"""

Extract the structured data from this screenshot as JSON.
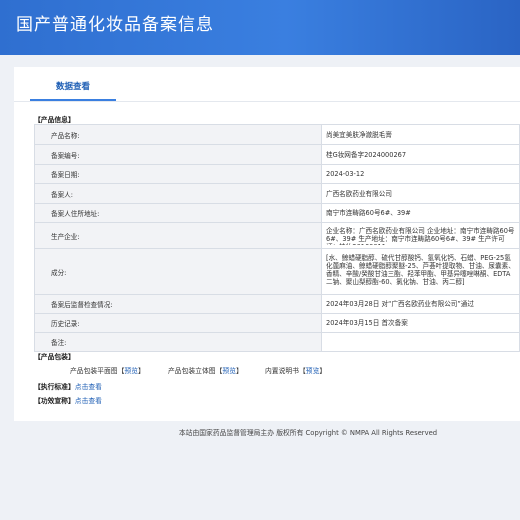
{
  "header": {
    "title": "国产普通化妆品备案信息"
  },
  "tab": {
    "label": "数据查看"
  },
  "info_section": {
    "heading": "【产品信息】",
    "rows": [
      {
        "label": "产品名称:",
        "value": "尚美宜美肤净澈脱毛膏"
      },
      {
        "label": "备案编号:",
        "value": "桂G妆网备字2024000267"
      },
      {
        "label": "备案日期:",
        "value": "2024-03-12"
      },
      {
        "label": "备案人:",
        "value": "广西名欧药业有限公司"
      },
      {
        "label": "备案人住所地址:",
        "value": "南宁市连畴路60号6#、39#"
      },
      {
        "label": "生产企业:",
        "value": "企业名称：广西名欧药业有限公司 企业地址：南宁市连畴路60号6#、39# 生产地址：南宁市连畴路60号6#、39# 生产许可证：桂妆20160011"
      },
      {
        "label": "成分:",
        "value": "[水、鲸蜡硬脂醇、硫代甘醇酸钙、氢氧化钙、石蜡、PEG-25氢化蓖麻油、鲸蜡硬脂醇聚醚-25、芦荟叶提取物、甘油、尿囊素、香精、辛酸/癸酸甘油三酯、羟苯甲酯、甲基异噻唑啉酮、EDTA二钠、聚山梨醇酯-60、氯化钠、甘油、丙二醇]"
      },
      {
        "label": "备案后监督检查情况:",
        "value": "2024年03月28日 对“广西名欧药业有限公司”通过"
      },
      {
        "label": "历史记录:",
        "value": "2024年03月15日 首次备案"
      },
      {
        "label": "备注:",
        "value": ""
      }
    ]
  },
  "package_section": {
    "heading": "【产品包装】",
    "items": [
      {
        "label": "产品包装平面图",
        "link": "预览"
      },
      {
        "label": "产品包装立体图",
        "link": "预览"
      },
      {
        "label": "内置说明书",
        "link": "预览"
      }
    ]
  },
  "standard": {
    "key": "【执行标准】",
    "link": "点击查看"
  },
  "efficacy": {
    "key": "【功效宣称】",
    "link": "点击查看"
  },
  "footer": {
    "text": "本站由国家药品监督管理局主办 版权所有 Copyright © NMPA All Rights Reserved"
  }
}
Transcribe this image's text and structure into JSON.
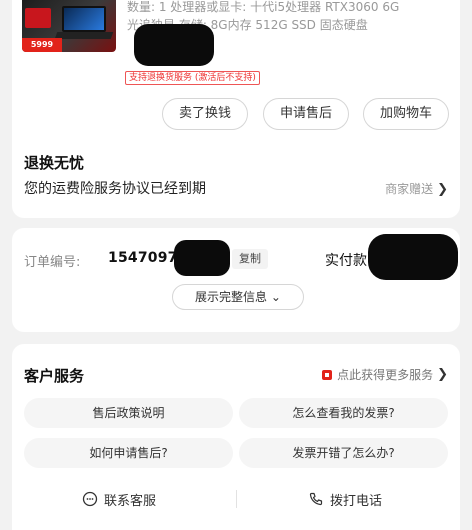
{
  "product": {
    "price_tag": "5999",
    "spec_line_1": "数量: 1  处理器或显卡: 十代i5处理器 RTX3060 6G",
    "spec_line_2": "光追独显  存储: 8G内存 512G SSD 固态硬盘",
    "support_badge": "支持退换货服务 (激活后不支持)"
  },
  "actions": {
    "sell": "卖了换钱",
    "aftersale": "申请售后",
    "cart": "加购物车"
  },
  "return_worry_free": {
    "title": "退换无忧",
    "notice": "您的运费险服务协议已经到期",
    "merchant_gift": "商家赠送"
  },
  "order": {
    "number_label": "订单编号:",
    "number_value": "154709752",
    "copy_label": "复制",
    "paid_label": "实付款",
    "expand_label": "展示完整信息"
  },
  "service": {
    "title": "客户服务",
    "more_link": "点此获得更多服务",
    "faqs": [
      "售后政策说明",
      "怎么查看我的发票?",
      "如何申请售后?",
      "发票开错了怎么办?"
    ],
    "contact_chat": "联系客服",
    "contact_call": "拨打电话"
  },
  "colors": {
    "accent_red": "#e2231a",
    "muted_text": "#999999",
    "background": "#f2f2f2"
  },
  "icons": [
    "chevron-right-icon",
    "chevron-down-icon",
    "gift-icon",
    "chat-icon",
    "phone-icon"
  ]
}
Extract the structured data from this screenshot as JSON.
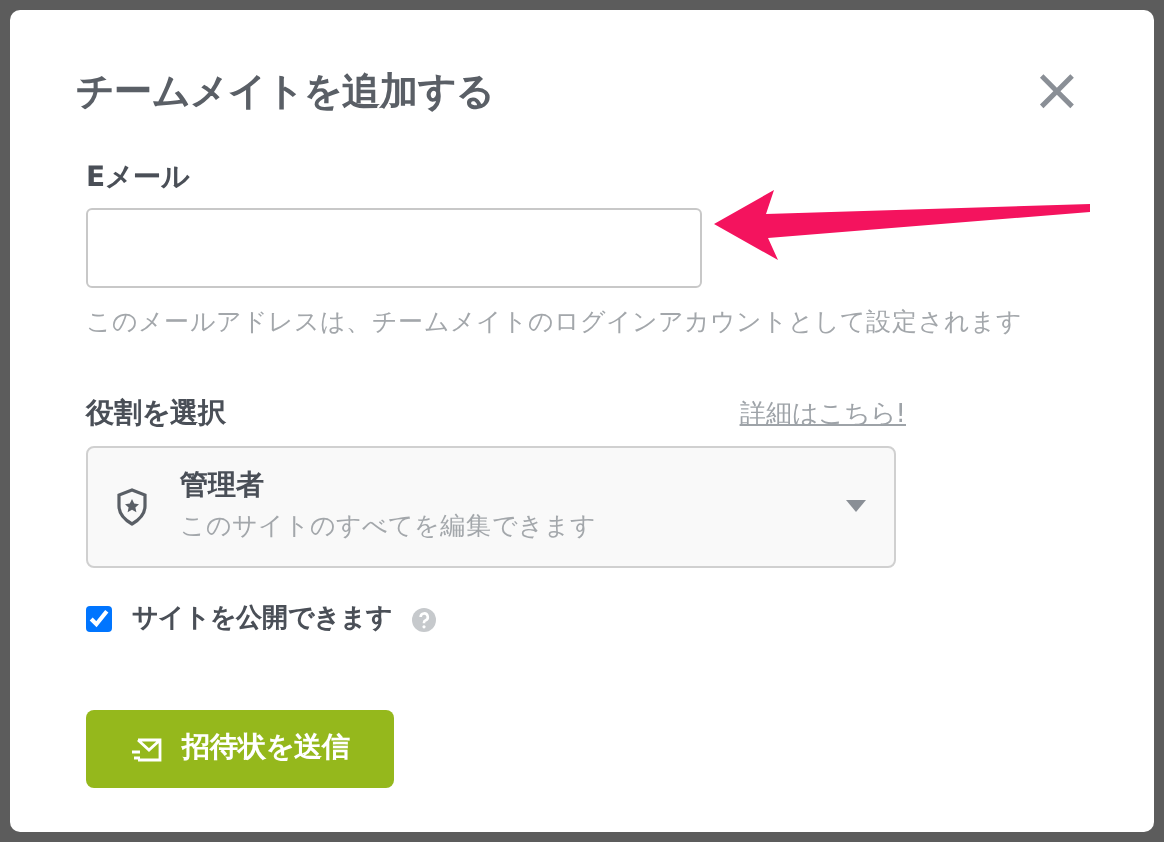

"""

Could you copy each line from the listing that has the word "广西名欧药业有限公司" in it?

        "value": "广西名欧药业有限公司"
        "value": "企业名称：广西名欧药业有限公司 企业地址：南宁市连畴路60号6#、39# 生产地址：南宁市连畴路60号6#、39# 生产许可证：桂妆20160011"
        "value": "2024年03月28日 对“广西名欧药业有限公司”通过"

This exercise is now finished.